Whereas, investment management firms such as Vanguard and BlackRock, through their active engagement, have led many firms to reduce their carbon footprint and reduce other ESG risks; and 

Whereas, the Attorneys General of thirteen states, including Kentucky, Indiana, and Utah, have filed motions to the Federal Energy Regulatory Commission (FERC) to stop Vanguard from purchasing shares in publicly traded utilities because they might use their ownership stake to encourage these utilities to reduce their reliance on fossil fuels and reduce their overall carbon footprint; and

Whereas, West Virginia and Florida dropped BlackRock Inc. funds from their portfolios over the asset manager’s embrace of ESG investing; and

Whereas, using ESG criteria in investment decisions has repeatedly shown material benefit to the returns of pension investments; and

Whereas, investment management advisory firms are rapidly developing tools to measure the material impact of climate and other ESG risks to guide institutional investors to both decarbonize their portfolios and increase their direct investment in climate solutions; and

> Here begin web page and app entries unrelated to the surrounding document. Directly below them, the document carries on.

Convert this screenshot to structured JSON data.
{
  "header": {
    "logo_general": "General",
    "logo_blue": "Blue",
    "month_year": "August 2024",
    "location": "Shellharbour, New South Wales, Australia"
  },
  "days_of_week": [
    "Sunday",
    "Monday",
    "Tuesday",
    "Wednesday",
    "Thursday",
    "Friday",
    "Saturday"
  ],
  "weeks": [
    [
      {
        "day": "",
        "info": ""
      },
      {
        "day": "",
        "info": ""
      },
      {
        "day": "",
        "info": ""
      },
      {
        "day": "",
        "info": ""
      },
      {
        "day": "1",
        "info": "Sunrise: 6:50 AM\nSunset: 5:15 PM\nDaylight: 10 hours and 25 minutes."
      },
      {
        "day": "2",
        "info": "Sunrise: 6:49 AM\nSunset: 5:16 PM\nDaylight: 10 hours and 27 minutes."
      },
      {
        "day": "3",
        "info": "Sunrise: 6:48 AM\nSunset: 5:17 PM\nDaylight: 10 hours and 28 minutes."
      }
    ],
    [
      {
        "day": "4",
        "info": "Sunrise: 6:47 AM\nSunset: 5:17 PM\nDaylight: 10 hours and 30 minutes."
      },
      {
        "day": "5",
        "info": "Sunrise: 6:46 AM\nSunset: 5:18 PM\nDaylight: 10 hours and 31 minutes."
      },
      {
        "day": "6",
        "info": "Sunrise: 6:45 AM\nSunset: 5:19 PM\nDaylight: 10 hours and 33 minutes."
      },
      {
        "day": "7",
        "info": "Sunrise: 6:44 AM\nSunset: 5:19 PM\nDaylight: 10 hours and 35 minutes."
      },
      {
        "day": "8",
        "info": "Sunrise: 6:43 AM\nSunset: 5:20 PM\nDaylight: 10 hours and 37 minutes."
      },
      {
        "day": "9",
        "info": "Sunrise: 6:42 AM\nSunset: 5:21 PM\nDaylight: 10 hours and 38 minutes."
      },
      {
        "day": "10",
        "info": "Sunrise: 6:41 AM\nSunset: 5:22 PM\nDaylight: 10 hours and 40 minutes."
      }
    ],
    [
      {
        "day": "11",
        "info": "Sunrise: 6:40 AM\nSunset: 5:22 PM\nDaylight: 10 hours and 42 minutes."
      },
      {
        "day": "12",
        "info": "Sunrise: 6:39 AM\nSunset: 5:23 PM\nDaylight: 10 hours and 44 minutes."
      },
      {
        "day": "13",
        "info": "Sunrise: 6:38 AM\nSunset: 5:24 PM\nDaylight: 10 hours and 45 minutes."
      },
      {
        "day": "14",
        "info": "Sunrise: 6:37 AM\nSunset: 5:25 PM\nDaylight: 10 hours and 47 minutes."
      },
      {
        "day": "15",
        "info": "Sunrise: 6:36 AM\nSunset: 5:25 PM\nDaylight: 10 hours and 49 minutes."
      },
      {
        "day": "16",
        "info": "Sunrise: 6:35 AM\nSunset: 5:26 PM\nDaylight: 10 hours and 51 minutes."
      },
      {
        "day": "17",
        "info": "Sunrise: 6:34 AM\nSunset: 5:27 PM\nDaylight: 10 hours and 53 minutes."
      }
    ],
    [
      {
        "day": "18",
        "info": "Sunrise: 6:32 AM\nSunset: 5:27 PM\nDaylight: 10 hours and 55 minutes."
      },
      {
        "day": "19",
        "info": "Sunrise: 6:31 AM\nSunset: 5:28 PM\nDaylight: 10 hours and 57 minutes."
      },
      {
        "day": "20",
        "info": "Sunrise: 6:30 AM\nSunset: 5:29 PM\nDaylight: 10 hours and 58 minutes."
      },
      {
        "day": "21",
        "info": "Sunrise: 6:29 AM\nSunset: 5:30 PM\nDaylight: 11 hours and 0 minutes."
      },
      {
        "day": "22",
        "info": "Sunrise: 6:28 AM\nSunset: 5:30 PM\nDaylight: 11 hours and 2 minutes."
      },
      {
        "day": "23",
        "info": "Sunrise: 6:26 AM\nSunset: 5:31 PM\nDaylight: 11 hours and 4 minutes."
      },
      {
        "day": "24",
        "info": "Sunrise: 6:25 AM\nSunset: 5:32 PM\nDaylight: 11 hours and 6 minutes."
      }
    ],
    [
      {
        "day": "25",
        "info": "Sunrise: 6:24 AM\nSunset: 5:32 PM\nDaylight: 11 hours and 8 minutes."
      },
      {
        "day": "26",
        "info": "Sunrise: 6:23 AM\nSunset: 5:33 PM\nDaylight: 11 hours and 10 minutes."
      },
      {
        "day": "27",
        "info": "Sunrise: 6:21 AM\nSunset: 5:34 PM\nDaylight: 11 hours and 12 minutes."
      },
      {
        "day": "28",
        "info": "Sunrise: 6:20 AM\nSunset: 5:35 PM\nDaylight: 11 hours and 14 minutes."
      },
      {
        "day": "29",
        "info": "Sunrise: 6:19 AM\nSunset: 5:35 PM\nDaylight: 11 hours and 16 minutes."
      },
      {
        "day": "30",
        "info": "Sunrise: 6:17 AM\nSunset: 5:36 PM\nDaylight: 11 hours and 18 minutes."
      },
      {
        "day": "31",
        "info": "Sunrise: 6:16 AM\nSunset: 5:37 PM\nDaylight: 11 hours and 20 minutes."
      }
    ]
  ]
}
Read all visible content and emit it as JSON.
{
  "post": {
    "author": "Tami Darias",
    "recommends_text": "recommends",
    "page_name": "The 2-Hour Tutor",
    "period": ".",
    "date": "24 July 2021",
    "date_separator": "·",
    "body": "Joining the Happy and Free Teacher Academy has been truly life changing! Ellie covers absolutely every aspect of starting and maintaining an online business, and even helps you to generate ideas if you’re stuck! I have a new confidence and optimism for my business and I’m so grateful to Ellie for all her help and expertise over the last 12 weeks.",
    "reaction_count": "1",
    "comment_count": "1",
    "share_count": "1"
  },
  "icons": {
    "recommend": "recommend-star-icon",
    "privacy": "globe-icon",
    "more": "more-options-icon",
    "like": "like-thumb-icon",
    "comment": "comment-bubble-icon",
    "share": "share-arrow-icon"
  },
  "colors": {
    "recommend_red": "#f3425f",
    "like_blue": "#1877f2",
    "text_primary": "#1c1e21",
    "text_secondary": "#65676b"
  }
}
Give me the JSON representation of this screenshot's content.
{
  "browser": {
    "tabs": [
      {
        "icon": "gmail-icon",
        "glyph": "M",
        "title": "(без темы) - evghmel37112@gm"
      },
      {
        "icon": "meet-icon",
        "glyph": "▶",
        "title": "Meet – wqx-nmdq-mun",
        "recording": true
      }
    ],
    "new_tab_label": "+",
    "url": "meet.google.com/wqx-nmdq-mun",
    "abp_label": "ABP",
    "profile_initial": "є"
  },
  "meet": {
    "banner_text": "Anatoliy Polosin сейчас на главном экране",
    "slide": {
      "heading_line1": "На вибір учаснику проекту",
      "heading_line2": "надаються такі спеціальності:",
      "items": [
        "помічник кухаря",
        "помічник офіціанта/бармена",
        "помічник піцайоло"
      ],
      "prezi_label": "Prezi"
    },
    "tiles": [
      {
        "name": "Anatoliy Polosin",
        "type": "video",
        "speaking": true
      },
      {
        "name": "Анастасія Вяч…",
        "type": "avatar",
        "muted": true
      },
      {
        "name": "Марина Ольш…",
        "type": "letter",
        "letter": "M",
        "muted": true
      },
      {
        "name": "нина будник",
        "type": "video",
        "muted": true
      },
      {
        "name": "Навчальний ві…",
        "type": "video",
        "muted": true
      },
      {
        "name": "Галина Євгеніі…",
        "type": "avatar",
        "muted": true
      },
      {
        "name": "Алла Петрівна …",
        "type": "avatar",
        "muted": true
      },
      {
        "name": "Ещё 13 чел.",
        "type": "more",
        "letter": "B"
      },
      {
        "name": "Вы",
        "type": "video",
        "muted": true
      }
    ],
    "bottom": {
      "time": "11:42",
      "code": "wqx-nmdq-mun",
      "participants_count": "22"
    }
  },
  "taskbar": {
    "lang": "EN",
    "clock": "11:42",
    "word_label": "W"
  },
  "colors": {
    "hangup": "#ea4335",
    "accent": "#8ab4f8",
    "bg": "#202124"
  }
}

Whereas, these advisory firms are also developing tools to measure the material risks associated with declining biodiversity and water scarcity; and

Whereas, many corporations have recognized the long-term risk of climate change and other ESG risks, such as human rights abuses embedded in their supply chains, and are actively seeking advice on how to measure their ESG risks and how to incorporate these risks into their business decisions; 

Therefore, be it resolved, that CFT supports the proposed Securities and Exchange Commission regulation to require all publicly traded corporations to report their carbon emissions; and

Be it further resolved, that CFT supports CalSTRS and CalPERS efforts in the process of creating standardized metrics for measuring the material effects of ESG factors on investment returns; and

Be it further resolved, the CFT opposes any legislation that would block pension fund investors from using ESG criteria in making investment decisions; and 

Be it further resolved, the CFT opposes any legislation that would penalize any companies for using ESG criteria to guide their business decisions; and

Be it finally resolved, the CFT calls on the national AFT to adopt a resolution supporting the use of ESG criteria in all investment decisions, and to oppose any state or federal legislation that would inhibit the use of ESG criteria in any of these decisions.

  • Submitted by the Retirement Policy Committee